How to apply for a new job during a pandemic
Looking for a job? Check out our handy guide.
You may have read horrific news articles about thousands of people applying for a single job opening in the last weeks and months, which probably hasn’t done much to improve your job search. With some companies closing, downsizing and freezing recruitment, there may be fewer roles available, but don’t lose hope. God has a plan for your life!
Where do you start?
If you haven’t already done so, update your CV. Make sure it has the most important and impressive information on it, removing any waffle and typos. You need it to be as good as it can be if you’re going to stand out from the crowd. Get a friend or family member to check it over before sending it out.
You might already have started looking for jobs, but it can help to take a step back and really think about what you’re trying to achieve. It’s better to apply for one really relevant and desirable role each day or week than firing off your CV to every company you come across, regardless of whether you are suitable for or even want the job. Write a list of your key skills, then outline what your ideal role would look like. Keeping these details in mind will make your job search more informed and efficient.
Ready to apply
Now you know what you’re looking for, set aside time each day to look for jobs. It’s great to search on the usual job application sites, but it may also be worth using social media sites like LinkedIn, your local newspaper or even word-of-mouth recommendations as other avenues to explore. Keep an open mind! If there is a particular role you want or a company you’re desperate to work for, be proactive and reach out to them even if they’re not currently advertising. You may be just what they’re looking for, they simply haven’t realised it yet!
When you find a suitable job to apply for, don’t rush your application. Make sure you read the job description and person specification carefully. Then draft a cover letter that is specific to the role. Don’t be tempted to copy and paste from another application. Explain why you are the ideal candidate, demonstrating that you have done your research. Again, get someone to check your application over before you send it off, and don’t forget to attach both your CV and cover letter.
The next stage
With many companies still working remotely, the interview process may be a little different from usual, but the basic aim will be the same. The person doing the hiring will want to make sure that you are able to do the job, but also that you are someone they want to work alongside. It may help to practise your interview skills with someone you trust in a role-play situation ahead of the big day.
It’s likely that your interview will take place via video link, but that doesn’t mean you should be any less formal in your approach. Make sure you dress the part, even down to your polished shoes. Ensure that you are sitting somewhere quiet, with plenty of light, and sit up straight. Speak clearly and maintain good eye contact, smiling where appropriate. Listen carefully to the questions before answering.
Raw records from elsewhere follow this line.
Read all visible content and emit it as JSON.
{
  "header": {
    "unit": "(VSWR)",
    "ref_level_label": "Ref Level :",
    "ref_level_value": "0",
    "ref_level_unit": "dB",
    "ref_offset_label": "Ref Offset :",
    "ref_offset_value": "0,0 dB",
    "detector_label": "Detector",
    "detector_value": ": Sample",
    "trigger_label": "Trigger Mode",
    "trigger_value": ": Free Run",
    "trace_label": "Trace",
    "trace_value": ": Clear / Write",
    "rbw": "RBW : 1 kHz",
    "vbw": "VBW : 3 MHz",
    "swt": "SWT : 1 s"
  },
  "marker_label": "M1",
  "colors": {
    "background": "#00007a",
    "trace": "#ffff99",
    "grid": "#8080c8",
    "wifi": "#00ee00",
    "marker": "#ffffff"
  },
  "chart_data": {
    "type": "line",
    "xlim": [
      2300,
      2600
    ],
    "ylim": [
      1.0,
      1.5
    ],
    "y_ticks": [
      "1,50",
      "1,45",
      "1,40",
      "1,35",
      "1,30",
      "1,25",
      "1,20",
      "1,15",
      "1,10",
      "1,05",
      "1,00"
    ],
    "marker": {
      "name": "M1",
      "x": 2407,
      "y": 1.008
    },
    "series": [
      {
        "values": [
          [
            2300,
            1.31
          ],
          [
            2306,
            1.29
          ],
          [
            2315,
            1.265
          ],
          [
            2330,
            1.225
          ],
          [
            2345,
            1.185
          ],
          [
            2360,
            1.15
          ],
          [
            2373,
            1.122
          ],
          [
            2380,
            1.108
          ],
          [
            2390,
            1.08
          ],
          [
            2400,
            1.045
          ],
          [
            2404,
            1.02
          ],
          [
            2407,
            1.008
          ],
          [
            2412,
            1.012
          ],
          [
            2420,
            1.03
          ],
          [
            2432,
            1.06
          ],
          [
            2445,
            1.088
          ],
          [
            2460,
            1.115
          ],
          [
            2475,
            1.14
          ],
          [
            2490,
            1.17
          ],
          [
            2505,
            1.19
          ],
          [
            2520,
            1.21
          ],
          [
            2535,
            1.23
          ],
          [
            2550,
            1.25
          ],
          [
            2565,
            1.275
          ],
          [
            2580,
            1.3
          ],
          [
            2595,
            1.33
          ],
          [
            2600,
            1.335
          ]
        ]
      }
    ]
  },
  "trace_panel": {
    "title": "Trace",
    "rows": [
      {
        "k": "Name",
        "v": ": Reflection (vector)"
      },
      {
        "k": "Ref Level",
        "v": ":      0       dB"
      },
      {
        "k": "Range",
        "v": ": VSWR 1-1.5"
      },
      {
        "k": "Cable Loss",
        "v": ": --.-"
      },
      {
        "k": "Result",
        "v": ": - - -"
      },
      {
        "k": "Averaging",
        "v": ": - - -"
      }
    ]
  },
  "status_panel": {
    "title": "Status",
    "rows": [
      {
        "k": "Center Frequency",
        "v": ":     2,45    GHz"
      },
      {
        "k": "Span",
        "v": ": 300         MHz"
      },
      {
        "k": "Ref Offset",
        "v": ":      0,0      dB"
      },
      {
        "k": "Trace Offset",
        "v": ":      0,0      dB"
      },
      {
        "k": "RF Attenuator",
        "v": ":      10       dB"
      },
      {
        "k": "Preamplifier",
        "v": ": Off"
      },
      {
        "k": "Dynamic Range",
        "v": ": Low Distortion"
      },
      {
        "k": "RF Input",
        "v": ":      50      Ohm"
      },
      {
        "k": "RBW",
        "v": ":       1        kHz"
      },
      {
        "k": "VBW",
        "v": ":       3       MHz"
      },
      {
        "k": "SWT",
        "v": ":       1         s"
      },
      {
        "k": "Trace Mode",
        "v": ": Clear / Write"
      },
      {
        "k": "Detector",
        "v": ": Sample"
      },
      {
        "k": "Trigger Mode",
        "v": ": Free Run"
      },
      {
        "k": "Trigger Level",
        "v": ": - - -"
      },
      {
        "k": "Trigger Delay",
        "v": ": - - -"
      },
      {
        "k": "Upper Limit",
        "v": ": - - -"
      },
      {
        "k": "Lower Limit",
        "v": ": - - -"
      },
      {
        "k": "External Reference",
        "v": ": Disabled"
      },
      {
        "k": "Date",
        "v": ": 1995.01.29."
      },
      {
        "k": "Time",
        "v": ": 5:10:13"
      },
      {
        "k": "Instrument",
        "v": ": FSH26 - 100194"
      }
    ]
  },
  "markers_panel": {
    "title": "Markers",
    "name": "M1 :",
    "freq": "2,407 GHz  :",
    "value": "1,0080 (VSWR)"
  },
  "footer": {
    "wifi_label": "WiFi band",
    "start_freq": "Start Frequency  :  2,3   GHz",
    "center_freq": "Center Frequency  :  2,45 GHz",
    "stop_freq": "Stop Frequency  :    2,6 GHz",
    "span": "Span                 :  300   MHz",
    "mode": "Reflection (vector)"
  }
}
If the interviewer doesn’t explain the next steps, ask when a decision is likely to be made about the job. If you haven’t heard from the employer within a few days of the given date, don’t assume the worst. Drop them an email and ask whether someone has been appointed to the role. If so, ask for feedback so you know what to work on for next time. If not, they may still be deliberating or need to conduct a second round of interviews before making a decision.
If you’re not successful the first time around, stay positive. It’s a tough market at the moment, and many people are in the same boat. Ask the Holy Spirit to guide your search, and keep persevering. Ask God to open the right door at the right time, trusting that he will meet your needs in the short term.
As 1 Peter 5:7 (NLT) says: “Give all your worries and cares to God, for he cares about you.”